### Required work:
Scan the records below and report how many lines contain the word "Contrôles", giving the number by itself.

### Task data:
--- START ---
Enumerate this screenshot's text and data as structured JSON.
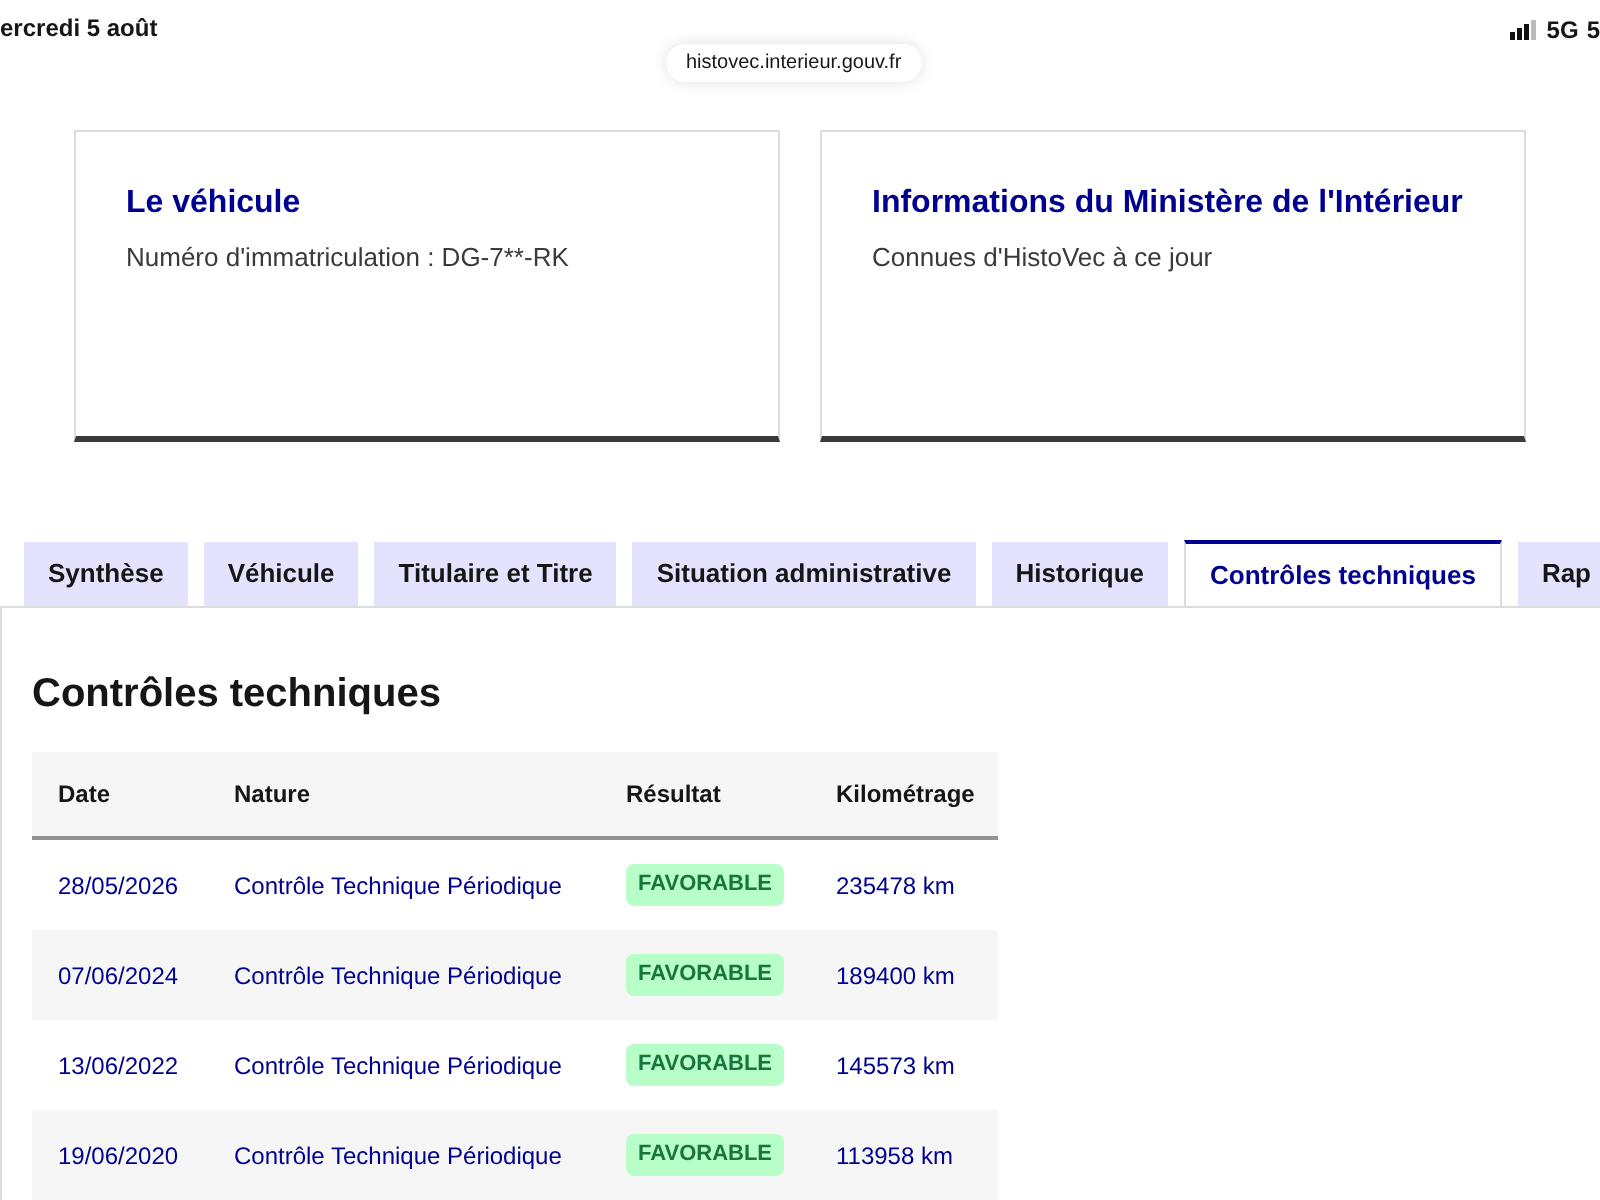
{
  "status_bar": {
    "date": "ercredi 5 août",
    "network": "5G",
    "battery": "5"
  },
  "address_bar": {
    "url": "histovec.interieur.gouv.fr"
  },
  "cards": [
    {
      "title": "Le véhicule",
      "text": "Numéro d'immatriculation : DG-7**-RK"
    },
    {
      "title": "Informations du Ministère de l'Intérieur",
      "text": "Connues d'HistoVec à ce jour"
    }
  ],
  "tabs": [
    {
      "label": "Synthèse",
      "selected": false
    },
    {
      "label": "Véhicule",
      "selected": false
    },
    {
      "label": "Titulaire et Titre",
      "selected": false
    },
    {
      "label": "Situation administrative",
      "selected": false
    },
    {
      "label": "Historique",
      "selected": false
    },
    {
      "label": "Contrôles techniques",
      "selected": true
    },
    {
      "label": "Rap",
      "selected": false
    }
  ],
  "section": {
    "title": "Contrôles techniques"
  },
  "table": {
    "columns": [
      "Date",
      "Nature",
      "Résultat",
      "Kilométrage"
    ],
    "rows": [
      {
        "date": "28/05/2026",
        "nature": "Contrôle Technique Périodique",
        "result": "FAVORABLE",
        "km": "235478 km"
      },
      {
        "date": "07/06/2024",
        "nature": "Contrôle Technique Périodique",
        "result": "FAVORABLE",
        "km": "189400 km"
      },
      {
        "date": "13/06/2022",
        "nature": "Contrôle Technique Périodique",
        "result": "FAVORABLE",
        "km": "145573 km"
      },
      {
        "date": "19/06/2020",
        "nature": "Contrôle Technique Périodique",
        "result": "FAVORABLE",
        "km": "113958 km"
      }
    ]
  }
}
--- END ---
### Solved exercise:
2